Set in the editor's famous red-on-red Park Avenue apartment, Full Gallop unveils a catty, chatty Vreeland who dishes famous friends and offers wry observations such as "I'm a great believer in vulgarity. We all need a splash of bad taste. No taste is what I'm against." While tastes differ, Wilson believes that style -- typified in both Vreeland's work and her approach to life -- has universal appeal, a fact that compensates for some theatergoers' unfamiliarity with the fashion doyenne. "We did this show in San Diego," she notes from a seat in the Westside Theatre an hour before a recent performance, "where they're not as sophisticated as in New York, and they got it. I've had people ask 'What the hell is this play?' but I've never had an audience remain blank until the end.
"We didn't want to do a historical document, because she didn't save the nation or make the first flag," Wilson continues. "We wanted to use her as a sort of model for a character. Our first obligation was to make a play. She really was good friends with Cole Porter, Jackie Onassis, Andy Warhol, Elsa Maxwell, and the Duchess of Windsor. It was heartbreaking to us the stuff we couldn't put in, because after a while it would just become storytelling and it must always have a flow."

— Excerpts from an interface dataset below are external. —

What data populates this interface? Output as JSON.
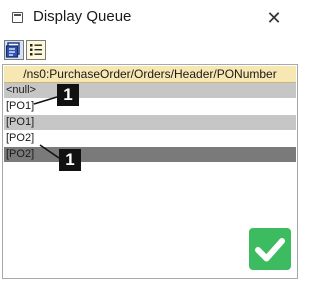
{
  "window": {
    "title": "Display Queue",
    "close_glyph": "✕"
  },
  "toolbar": {
    "buttons": [
      {
        "icon": "context-queue-icon"
      },
      {
        "icon": "list-view-icon"
      }
    ]
  },
  "queue": {
    "column_header": "/ns0:PurchaseOrder/Orders/Header/PONumber",
    "rows": [
      {
        "value": "<null>"
      },
      {
        "value": "[PO1]"
      },
      {
        "value": "[PO1]"
      },
      {
        "value": "[PO2]"
      },
      {
        "value": "[PO2]"
      }
    ]
  },
  "callouts": [
    {
      "label": "1"
    },
    {
      "label": "1"
    }
  ],
  "colors": {
    "header_bg": "#f7e7b2",
    "row_gray": "#c6c6c6",
    "row_dark": "#7a7a7a",
    "ok_green": "#3dbb60"
  }
}
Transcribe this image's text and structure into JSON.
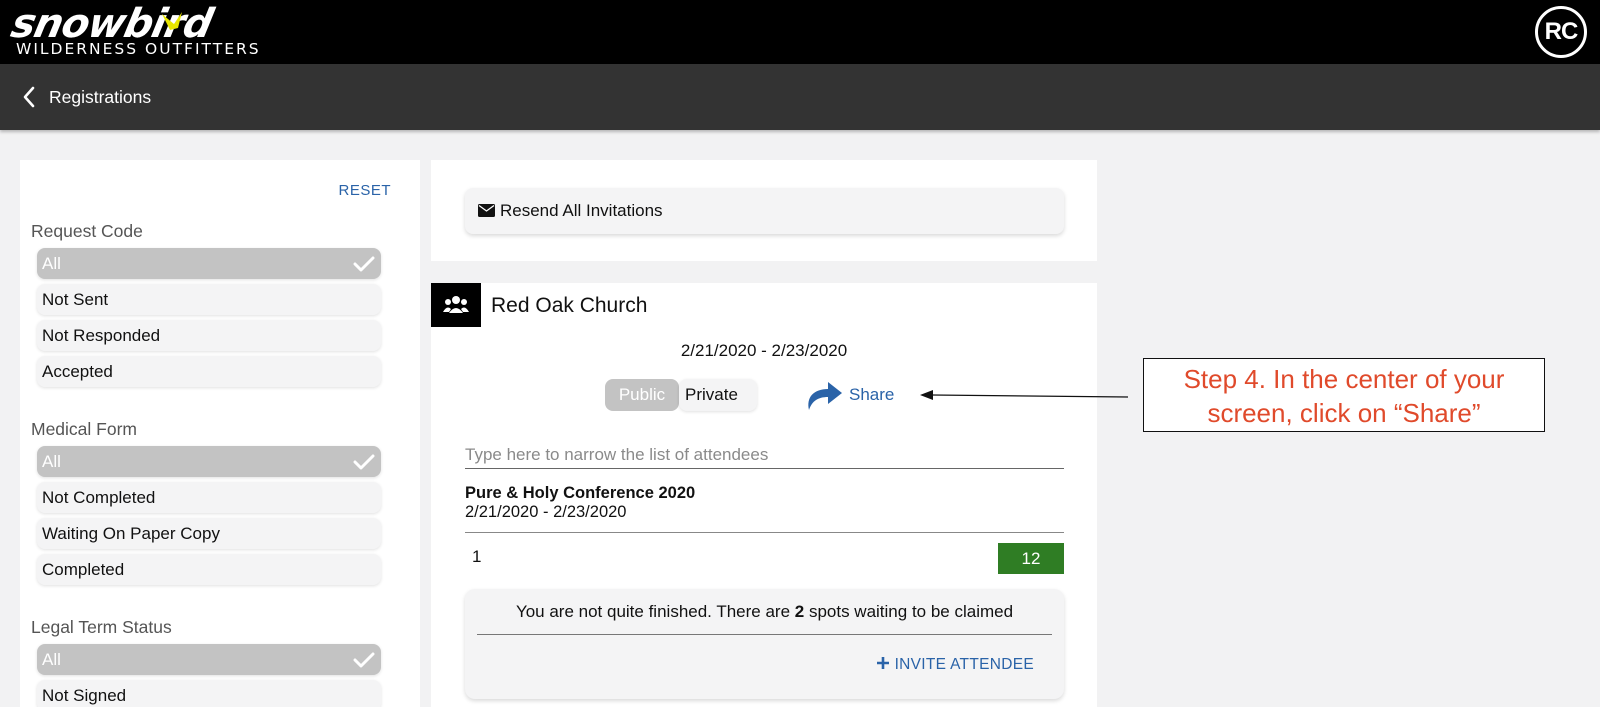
{
  "brand": {
    "logo_word": "snowbird",
    "logo_sub": "WILDERNESS OUTFITTERS",
    "accent_color": "#e8e600"
  },
  "user": {
    "initials": "RC"
  },
  "nav": {
    "title": "Registrations"
  },
  "filters": {
    "reset_label": "RESET",
    "groups": [
      {
        "label": "Request Code",
        "options": [
          "All",
          "Not Sent",
          "Not Responded",
          "Accepted"
        ],
        "selected": "All"
      },
      {
        "label": "Medical Form",
        "options": [
          "All",
          "Not Completed",
          "Waiting On Paper Copy",
          "Completed"
        ],
        "selected": "All"
      },
      {
        "label": "Legal Term Status",
        "options": [
          "All",
          "Not Signed"
        ],
        "selected": "All"
      }
    ]
  },
  "invitations": {
    "resend_label": "Resend All Invitations"
  },
  "registration": {
    "church_name": "Red Oak Church",
    "date_range": "2/21/2020 - 2/23/2020",
    "visibility": {
      "public_label": "Public",
      "private_label": "Private",
      "selected": "Public"
    },
    "share_label": "Share",
    "search_placeholder": "Type here to narrow the list of attendees",
    "event": {
      "name": "Pure & Holy Conference 2020",
      "dates": "2/21/2020 - 2/23/2020"
    },
    "row_number": "1",
    "count": "12",
    "count_color": "#2f7d24",
    "notice": {
      "before": "You are not quite finished. There are ",
      "spots": "2",
      "after": " spots waiting to be claimed"
    },
    "invite_label": "INVITE ATTENDEE"
  },
  "annotation": {
    "line1": "Step 4. In the center of your",
    "line2": "screen, click on “Share”",
    "color": "#e04a2b"
  }
}
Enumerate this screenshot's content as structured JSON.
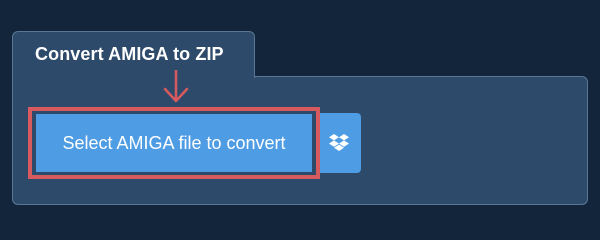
{
  "converter": {
    "tab_title": "Convert AMIGA to ZIP",
    "select_button_label": "Select AMIGA file to convert",
    "dropbox_icon": "dropbox-icon",
    "pointer_icon": "arrow-down-icon"
  },
  "colors": {
    "background": "#13253a",
    "panel": "#2d4a6a",
    "panel_border": "#5a7696",
    "button": "#4e9ce4",
    "highlight": "#d75a5e",
    "text": "#ffffff"
  }
}
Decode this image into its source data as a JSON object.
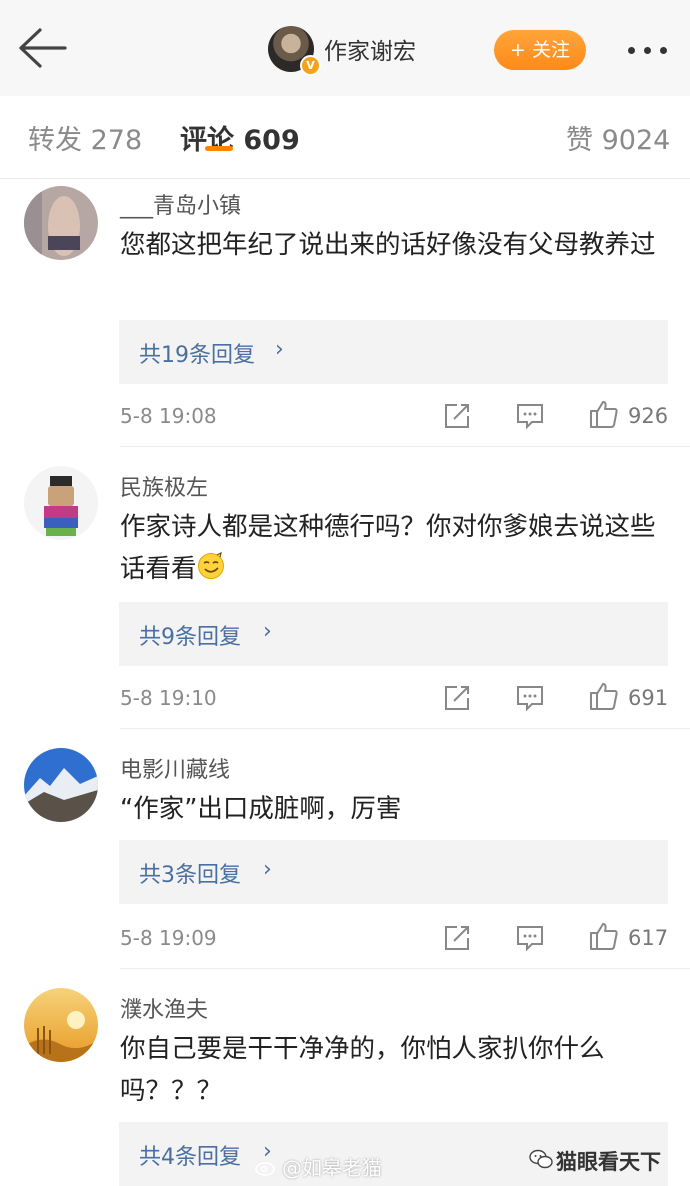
{
  "header": {
    "author_name": "作家谢宏",
    "verified_badge": "V",
    "follow_label": "+ 关注",
    "back_icon": "back-arrow-icon",
    "more_icon": "more-dots-icon"
  },
  "tabs": [
    {
      "label": "转发 278"
    },
    {
      "label": "评论 609"
    },
    {
      "label": "赞 9024"
    }
  ],
  "comments": [
    {
      "user": "___青岛小镇",
      "text": "您都这把年纪了说出来的话好像没有父母教养过",
      "replies": "共19条回复",
      "time": "5-8 19:08",
      "likes": "926"
    },
    {
      "user": "民族极左",
      "text": "作家诗人都是这种德行吗？你对你爹娘去说这些话看看",
      "replies": "共9条回复",
      "time": "5-8 19:10",
      "likes": "691"
    },
    {
      "user": "电影川藏线",
      "text": "“作家”出口成脏啊，厉害",
      "replies": "共3条回复",
      "time": "5-8 19:09",
      "likes": "617"
    },
    {
      "user": "濮水渔夫",
      "text": "你自己要是干干净净的，你怕人家扒你什么吗？？？",
      "replies": "共4条回复",
      "time": "",
      "likes": ""
    }
  ],
  "reply_chevron": "›",
  "watermarks": {
    "left": "@如皋老猫",
    "right": "猫眼看天下"
  },
  "colors": {
    "accent_orange": "#ff8200",
    "link_blue": "#4a6fa1"
  }
}
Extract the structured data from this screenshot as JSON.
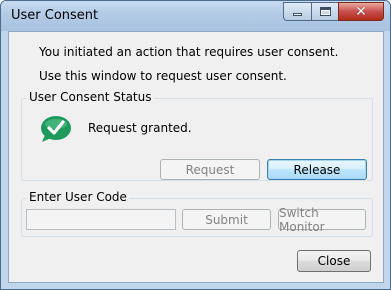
{
  "window": {
    "title": "User Consent",
    "controls": {
      "minimize_icon": "minimize-icon",
      "maximize_icon": "maximize-icon",
      "close_icon": "close-icon",
      "close_glyph": "✕"
    }
  },
  "messages": {
    "line1": "You initiated an action that requires user consent.",
    "line2": "Use this window to request user consent."
  },
  "consent_status": {
    "group_label": "User Consent Status",
    "status_icon": "check-circle-icon",
    "status_text": "Request granted.",
    "request_button": {
      "label": "Request",
      "enabled": false
    },
    "release_button": {
      "label": "Release",
      "enabled": true
    }
  },
  "user_code": {
    "group_label": "Enter User Code",
    "input_value": "",
    "submit_button": {
      "label": "Submit",
      "enabled": false
    },
    "switch_monitor_button": {
      "label": "Switch Monitor",
      "enabled": false
    }
  },
  "footer": {
    "close_button": {
      "label": "Close",
      "enabled": true
    }
  },
  "colors": {
    "titlebar": "#b3cbe6",
    "client_background": "#f0f0f0",
    "check_icon": "#1e9a5b",
    "close_control": "#c75050"
  }
}
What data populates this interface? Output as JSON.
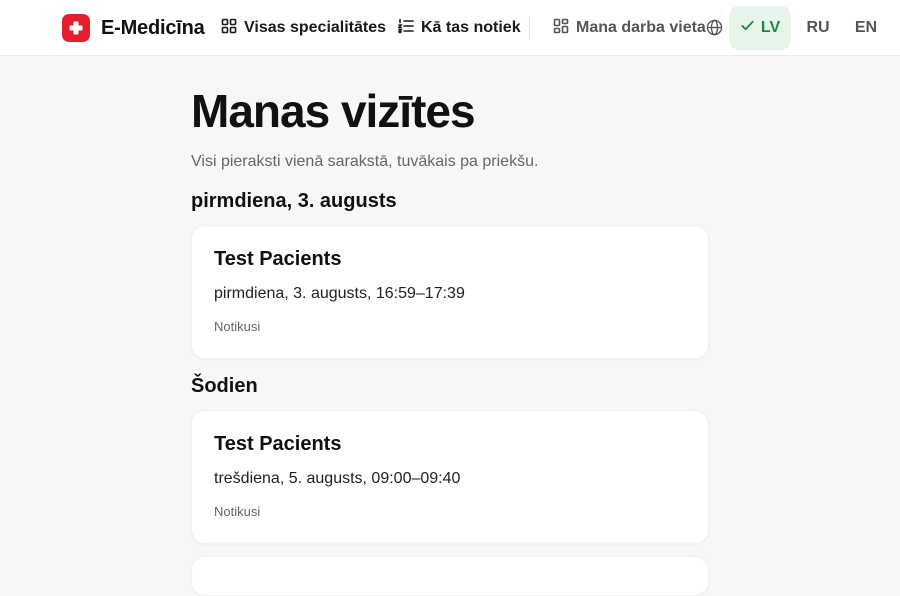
{
  "header": {
    "brand": "E-Medicīna",
    "nav": {
      "specialties": "Visas specialitātes",
      "how_it_works": "Kā tas notiek",
      "workplace": "Mana darba vieta"
    },
    "languages": [
      "LV",
      "RU",
      "EN"
    ],
    "active_language": "LV"
  },
  "main": {
    "title": "Manas vizītes",
    "subtitle": "Visi pieraksti vienā sarakstā, tuvākais pa priekšu.",
    "groups": [
      {
        "heading": "pirmdiena, 3. augusts",
        "appointments": [
          {
            "patient": "Test Pacients",
            "time": "pirmdiena, 3. augusts, 16:59–17:39",
            "status": "Notikusi"
          }
        ]
      },
      {
        "heading": "Šodien",
        "appointments": [
          {
            "patient": "Test Pacients",
            "time": "trešdiena, 5. augusts, 09:00–09:40",
            "status": "Notikusi"
          }
        ]
      }
    ]
  },
  "colors": {
    "brand_red": "#e5202e",
    "active_lang_bg": "#e6f4ea",
    "active_lang_text": "#1e8a3f"
  },
  "icons": {
    "brand": "medical-cross-icon",
    "specialties": "grid-icon",
    "how_it_works": "numbered-list-icon",
    "workplace": "dashboard-icon",
    "language": "globe-icon",
    "active_language": "check-icon"
  }
}
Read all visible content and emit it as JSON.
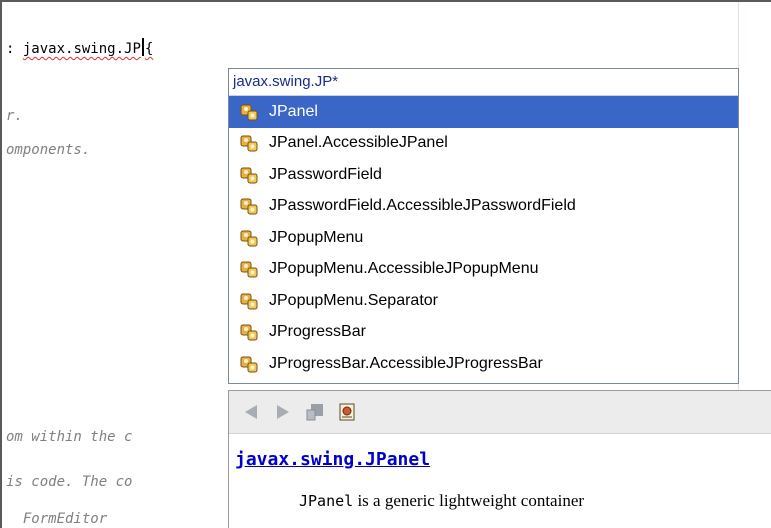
{
  "editor": {
    "code_line": "javax.swing.JP",
    "code_prefix": ":",
    "code_suffix": "{",
    "line_r": "r.",
    "line_components": "omponents.",
    "line_from_within": "om within the c",
    "line_this_code": "is code. The co",
    "line_formeditor": "  FormEditor"
  },
  "completion": {
    "header": "javax.swing.JP*",
    "items": [
      {
        "label": "JPanel",
        "icon": "class-icon",
        "selected": true
      },
      {
        "label": "JPanel.AccessibleJPanel",
        "icon": "class-icon"
      },
      {
        "label": "JPasswordField",
        "icon": "class-icon"
      },
      {
        "label": "JPasswordField.AccessibleJPasswordField",
        "icon": "class-icon"
      },
      {
        "label": "JPopupMenu",
        "icon": "class-icon"
      },
      {
        "label": "JPopupMenu.AccessibleJPopupMenu",
        "icon": "class-icon"
      },
      {
        "label": "JPopupMenu.Separator",
        "icon": "class-icon"
      },
      {
        "label": "JProgressBar",
        "icon": "class-icon"
      },
      {
        "label": "JProgressBar.AccessibleJProgressBar",
        "icon": "class-icon"
      }
    ]
  },
  "javadoc": {
    "toolbar": [
      "back-icon",
      "forward-icon",
      "go-to-source-icon",
      "open-in-browser-icon"
    ],
    "title": "javax.swing.JPanel",
    "body_code": "JPanel",
    "body_text": " is a generic lightweight container"
  },
  "colors": {
    "selection": "#3a66c8",
    "link": "#0000cc",
    "comment": "#808080"
  }
}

Much of the production's dramatic pulse comes from the chummy rapport Wilson shares with the audience. "I don't pretend to be alone, and I talk to them," the actress explains. "To me, they are guests who arrived early. I've talked to the audience when a phone has gone off, or if someone sneezes, I'll say, 'Bless you.' I mean, you have to. There was one famous night where I was pausing and we heard, 'This is getting boring.' It was very distinct, and the whole audience went ooooh," Wilson says with a great intake of breath. "I sat there for a minute and then said, 'Well, you can always leave.' And later I thought, Oh, why didn't I say, 'Why didn't you go see Cats?'"
A snappy comeback to be sure, but I shudder to think what the real Vreeland would have made of Tap Dogs, in which six guys from Down Under tap-dance in work boots while strutting their stuff in shorts, ripped jeans, and T-shirts -- and in some instances no shirts. During the course of the plot-free performance, the tappers construct a set of tin, steel, and aluminum on which they pound out their technopop routines. After causing a sensation in Australia, Tap Dogs went on to win the Olivier Award in London for best choreography and an Obie in New York for unique theatrical experience.
Tap Dog Ben Read, who has been with the show since its premiere at Australia's Sydney Theatre Festival in 1995 right through to its current incarnation at off-Broadway's Union Square Theater, took a break from rehearsing with members of two different North American touring companies to talk about his upcoming return to Miami. Ten years ago Read won the Fred Astaire Performing Arts Association Championship here. "I was twelve and I went for a dance competition," he recalls in his Australian lilt. "I think it was the year Astaire died. I thought maybe I was going to get to meet him, but it didn't turn out to be."
Back home in the steel town of Newcastle, located just north of Sydney, Read continued his tap lessons and eventually hooked up with Dein Perry, the creative force behind Tap Dogs. "I knew his brother. We all kind of knew each other," Read explains. "When I was talking to Dein before it all started, [we thought] it wasn't something that was going to last. We figured we had the money to do the Sydney Festival and then maybe we'd tour. It would last maybe sixteen to eighteen weeks. Lookit, basically we're six blokes in jeans tap-dancing on metal, making a lot of noise."